The teachers’ strike was political, as it should be
Posted Sunday, September 29 2013 at 01:00
Last weekend, I tuned into one of those Saturday studio “bimeeza”, and found Impact Radio’s Gyagenda Ssemakula and others talking about the teachers’ strike. When it was time for listeners’ phone calls and SMSs, someone texted (in Luganda): “How much is Muky. Musisi paid?”
With dictatorial one-track mindedness, programme host Gyagenda promptly and rudely dismissed the issue of Jennifer Musisi’s pay as irrelevant.
Musisi is, of course, the executive director of Kampala Capital City Authority. Love or hate her, the creation of her office was so mired in NRM anti-opposition malice, and the office came with such a hefty pay packet (in a very poor country) that the lady has become a standard symbol of inequality and the NRM’s general meanness of spirit.
It was as if Gen Museveni’s government was saying to Kampala’s citizens: You do not want us (NRM) to rule over your city. Okay, we will not only damn your elected Lord Mayor, but also lavish your money on the clipper of his powers.
Against this frame of things, juxtaposing Musisi’s pay with the teachers’ miserable package is absolutely relevant. I believe the texter was tickling the discussants to reflect on that contrast.
True, a radio programme cannot comprehensively cover every aspect of an issue, but it can touch many, especially if the host wasted less time repeating a given point over and over again.
Through different channels, after ideological and policy considerations, a government levies and collects taxes. Then the government spends the money. Among other things, it pays salaries to its employees. This is part of the so-called national cake. How do the rulers divide this portion of the cake? How would other/alternative elites divide this portion?
This is obviously the very stuff of politics. Which brings me to the cry heard everywhere, praying people not to “politicise” the strike and the issues involved; a cry as hollow as they come.
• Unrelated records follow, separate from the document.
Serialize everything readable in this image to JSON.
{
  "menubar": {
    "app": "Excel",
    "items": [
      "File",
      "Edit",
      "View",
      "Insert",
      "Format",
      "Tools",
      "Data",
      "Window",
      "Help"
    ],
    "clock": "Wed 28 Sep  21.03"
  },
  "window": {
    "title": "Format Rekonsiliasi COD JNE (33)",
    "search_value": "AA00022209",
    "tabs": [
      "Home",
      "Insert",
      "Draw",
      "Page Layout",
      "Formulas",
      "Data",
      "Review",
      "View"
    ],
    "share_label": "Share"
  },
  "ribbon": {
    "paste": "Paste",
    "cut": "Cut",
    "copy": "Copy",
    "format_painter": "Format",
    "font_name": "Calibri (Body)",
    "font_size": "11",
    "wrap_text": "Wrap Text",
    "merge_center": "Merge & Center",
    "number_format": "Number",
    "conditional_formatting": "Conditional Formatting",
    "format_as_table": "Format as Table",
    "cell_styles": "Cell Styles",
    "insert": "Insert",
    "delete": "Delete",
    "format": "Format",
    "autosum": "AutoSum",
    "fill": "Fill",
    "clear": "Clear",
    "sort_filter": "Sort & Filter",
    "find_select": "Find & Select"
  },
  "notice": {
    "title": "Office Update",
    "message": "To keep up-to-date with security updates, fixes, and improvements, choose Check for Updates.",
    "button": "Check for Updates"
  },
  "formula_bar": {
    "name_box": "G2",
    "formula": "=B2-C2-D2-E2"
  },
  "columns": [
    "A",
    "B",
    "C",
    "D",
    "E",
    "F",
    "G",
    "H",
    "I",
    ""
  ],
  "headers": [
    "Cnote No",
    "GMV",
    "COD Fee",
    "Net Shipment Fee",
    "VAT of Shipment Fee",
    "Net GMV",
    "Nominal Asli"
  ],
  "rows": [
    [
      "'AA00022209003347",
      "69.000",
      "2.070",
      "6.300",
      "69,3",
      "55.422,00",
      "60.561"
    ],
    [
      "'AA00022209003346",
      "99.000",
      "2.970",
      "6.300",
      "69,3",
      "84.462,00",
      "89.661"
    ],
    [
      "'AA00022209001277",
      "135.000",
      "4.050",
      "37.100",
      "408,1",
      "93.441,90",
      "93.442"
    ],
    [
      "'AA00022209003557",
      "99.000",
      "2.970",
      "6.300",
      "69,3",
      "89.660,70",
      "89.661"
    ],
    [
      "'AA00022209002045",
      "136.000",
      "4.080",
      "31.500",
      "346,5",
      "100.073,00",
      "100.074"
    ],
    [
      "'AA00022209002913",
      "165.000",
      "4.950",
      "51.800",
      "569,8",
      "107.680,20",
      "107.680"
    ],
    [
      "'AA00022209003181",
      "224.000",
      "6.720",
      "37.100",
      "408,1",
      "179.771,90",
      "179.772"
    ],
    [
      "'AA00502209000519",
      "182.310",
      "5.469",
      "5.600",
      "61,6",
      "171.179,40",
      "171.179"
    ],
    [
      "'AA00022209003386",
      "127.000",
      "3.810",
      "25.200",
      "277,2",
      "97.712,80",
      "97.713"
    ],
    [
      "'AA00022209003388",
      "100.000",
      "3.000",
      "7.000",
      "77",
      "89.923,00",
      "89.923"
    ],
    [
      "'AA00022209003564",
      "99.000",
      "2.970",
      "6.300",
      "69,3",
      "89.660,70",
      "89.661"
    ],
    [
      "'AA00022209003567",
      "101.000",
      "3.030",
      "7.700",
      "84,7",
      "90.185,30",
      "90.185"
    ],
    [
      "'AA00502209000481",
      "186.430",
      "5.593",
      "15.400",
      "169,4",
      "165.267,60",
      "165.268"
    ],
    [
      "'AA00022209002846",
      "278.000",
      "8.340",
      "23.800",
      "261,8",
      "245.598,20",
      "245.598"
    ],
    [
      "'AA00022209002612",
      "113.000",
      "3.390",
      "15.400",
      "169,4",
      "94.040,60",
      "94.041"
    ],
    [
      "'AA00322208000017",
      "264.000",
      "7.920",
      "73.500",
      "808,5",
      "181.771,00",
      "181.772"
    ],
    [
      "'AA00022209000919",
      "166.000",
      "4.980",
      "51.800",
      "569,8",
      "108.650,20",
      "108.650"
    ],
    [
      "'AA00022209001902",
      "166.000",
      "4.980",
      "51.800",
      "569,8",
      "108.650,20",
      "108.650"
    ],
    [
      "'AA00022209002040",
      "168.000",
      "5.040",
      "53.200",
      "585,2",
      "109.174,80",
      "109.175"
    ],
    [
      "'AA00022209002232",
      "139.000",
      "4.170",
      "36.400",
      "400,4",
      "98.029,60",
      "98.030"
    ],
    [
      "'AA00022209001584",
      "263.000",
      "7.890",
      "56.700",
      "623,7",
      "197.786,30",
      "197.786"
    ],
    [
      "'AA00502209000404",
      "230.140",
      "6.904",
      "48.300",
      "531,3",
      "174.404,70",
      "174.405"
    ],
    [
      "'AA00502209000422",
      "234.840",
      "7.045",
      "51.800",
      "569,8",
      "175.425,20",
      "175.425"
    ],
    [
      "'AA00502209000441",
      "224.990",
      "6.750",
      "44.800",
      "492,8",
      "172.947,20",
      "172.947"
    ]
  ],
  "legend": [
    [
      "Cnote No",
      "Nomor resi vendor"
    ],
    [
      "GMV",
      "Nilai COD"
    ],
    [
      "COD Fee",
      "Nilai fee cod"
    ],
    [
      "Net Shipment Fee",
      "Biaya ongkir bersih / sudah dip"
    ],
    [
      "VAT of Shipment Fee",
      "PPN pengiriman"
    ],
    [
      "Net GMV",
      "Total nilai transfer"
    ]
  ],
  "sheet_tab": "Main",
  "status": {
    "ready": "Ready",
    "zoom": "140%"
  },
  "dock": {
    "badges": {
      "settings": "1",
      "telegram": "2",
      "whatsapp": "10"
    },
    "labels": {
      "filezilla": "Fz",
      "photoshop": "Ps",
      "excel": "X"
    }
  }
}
Part of the problem is that the NRM has too overtly degraded politics to a struggle, not of ideas, but of lies, greed, bribery and blackmail. Although it is never a perfectly clean enterprise, politics in our case has come to be almost exclusively associated with base self-interest and unbridled public immorality. As a result, many people think the first move in the pursuit of any decent cause should be to assert that it has no political dimension.
By the same token, one way of undermining a cause is to accuse its pushers of having “political” godfathers, as government officials and NRM fanatics did with the teachers’ strike.
But the arguments from the NRM side have been contradictory. For instance, after insisting that the government doesn’t have the money, many cadres reasoned that since the 20 per cent increment the government had promised the teachers translated into a mere Shs50,000 or so per month for primary school teachers, it was not worth the strike. Biblically, those who don’t have will forfeit even the little…!
Two, that the increase would trigger inflation.
Three, that the payments would be unsustainable.
But then again, that the teachers should trust the government to make good from next financial year.
Beg the question: When the government pledged these phased increments in the first place, where was the fear of inflation and the pay becoming unsustainable? Will they go away next year? Or was the government a dishonest manipulator just buying time?
It was not praiseworthy for President Museveni to challenge the teachers to look for money in the Budget that could be moved from other commitments to their cause. Such a search is not in their ambit. The tools for that job are in the machinery of the (State) Executive and Parliament.
An Executive with the humility and political will to address the problem would deploy these tools.
By contrast, a cynical ruling clique challenging the shortchanged party to look for the money is sending a signal to the relevant institutions of the State that it has no interest in making good, and they need not pay (more than cosmetic) attention to the subject. If such a matter is not political, what is?
Mr Tacca is a novelist and socio-political commentator.